Data to use:
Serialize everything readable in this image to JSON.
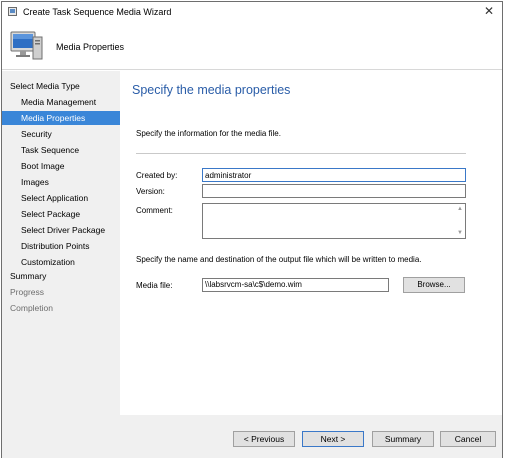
{
  "window": {
    "title": "Create Task Sequence Media Wizard",
    "close_glyph": "✕"
  },
  "header": {
    "title": "Media Properties",
    "icon": "computer-icon"
  },
  "nav": {
    "items": [
      {
        "label": "Select Media Type",
        "level": "top",
        "state": "normal"
      },
      {
        "label": "Media Management",
        "level": "sub",
        "state": "normal"
      },
      {
        "label": "Media Properties",
        "level": "sub",
        "state": "active"
      },
      {
        "label": "Security",
        "level": "sub",
        "state": "normal"
      },
      {
        "label": "Task Sequence",
        "level": "sub",
        "state": "normal"
      },
      {
        "label": "Boot Image",
        "level": "sub",
        "state": "normal"
      },
      {
        "label": "Images",
        "level": "sub",
        "state": "normal"
      },
      {
        "label": "Select Application",
        "level": "sub",
        "state": "normal"
      },
      {
        "label": "Select Package",
        "level": "sub",
        "state": "normal"
      },
      {
        "label": "Select Driver Package",
        "level": "sub",
        "state": "normal"
      },
      {
        "label": "Distribution Points",
        "level": "sub",
        "state": "normal"
      },
      {
        "label": "Customization",
        "level": "sub",
        "state": "normal"
      },
      {
        "label": "Summary",
        "level": "top",
        "state": "normal"
      },
      {
        "label": "Progress",
        "level": "top",
        "state": "disabled"
      },
      {
        "label": "Completion",
        "level": "top",
        "state": "disabled"
      }
    ]
  },
  "content": {
    "page_title": "Specify the media properties",
    "instruction": "Specify the information for the media file.",
    "created_by": {
      "label": "Created by:",
      "value": "administrator"
    },
    "version": {
      "label": "Version:",
      "value": ""
    },
    "comment": {
      "label": "Comment:",
      "value": ""
    },
    "output_instruction": "Specify the name and destination of the output file which will be written to media.",
    "media_file": {
      "label": "Media file:",
      "value": "\\\\labsrvcm-sa\\c$\\demo.wim"
    },
    "browse_label": "Browse..."
  },
  "footer": {
    "previous_label": "< Previous",
    "next_label": "Next >",
    "summary_label": "Summary",
    "cancel_label": "Cancel"
  },
  "colors": {
    "accent": "#3a86d8",
    "title_blue": "#2a5da8",
    "nav_bg": "#f0f0f0"
  }
}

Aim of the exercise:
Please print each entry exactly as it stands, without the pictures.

Your solution:
Serialize everything readable in this image to JSON.
{
  "window": {
    "title": "Create Task Sequence Media Wizard",
    "close_glyph": "✕"
  },
  "header": {
    "title": "Media Properties",
    "icon": "computer-icon"
  },
  "nav": {
    "items": [
      {
        "label": "Select Media Type",
        "level": "top",
        "state": "normal"
      },
      {
        "label": "Media Management",
        "level": "sub",
        "state": "normal"
      },
      {
        "label": "Media Properties",
        "level": "sub",
        "state": "active"
      },
      {
        "label": "Security",
        "level": "sub",
        "state": "normal"
      },
      {
        "label": "Task Sequence",
        "level": "sub",
        "state": "normal"
      },
      {
        "label": "Boot Image",
        "level": "sub",
        "state": "normal"
      },
      {
        "label": "Images",
        "level": "sub",
        "state": "normal"
      },
      {
        "label": "Select Application",
        "level": "sub",
        "state": "normal"
      },
      {
        "label": "Select Package",
        "level": "sub",
        "state": "normal"
      },
      {
        "label": "Select Driver Package",
        "level": "sub",
        "state": "normal"
      },
      {
        "label": "Distribution Points",
        "level": "sub",
        "state": "normal"
      },
      {
        "label": "Customization",
        "level": "sub",
        "state": "normal"
      },
      {
        "label": "Summary",
        "level": "top",
        "state": "normal"
      },
      {
        "label": "Progress",
        "level": "top",
        "state": "disabled"
      },
      {
        "label": "Completion",
        "level": "top",
        "state": "disabled"
      }
    ]
  },
  "content": {
    "page_title": "Specify the media properties",
    "instruction": "Specify the information for the media file.",
    "created_by": {
      "label": "Created by:",
      "value": "administrator"
    },
    "version": {
      "label": "Version:",
      "value": ""
    },
    "comment": {
      "label": "Comment:",
      "value": ""
    },
    "output_instruction": "Specify the name and destination of the output file which will be written to media.",
    "media_file": {
      "label": "Media file:",
      "value": "\\\\labsrvcm-sa\\c$\\demo.wim"
    },
    "browse_label": "Browse..."
  },
  "footer": {
    "previous_label": "< Previous",
    "next_label": "Next >",
    "summary_label": "Summary",
    "cancel_label": "Cancel"
  },
  "colors": {
    "accent": "#3a86d8",
    "title_blue": "#2a5da8",
    "nav_bg": "#f0f0f0"
  }
}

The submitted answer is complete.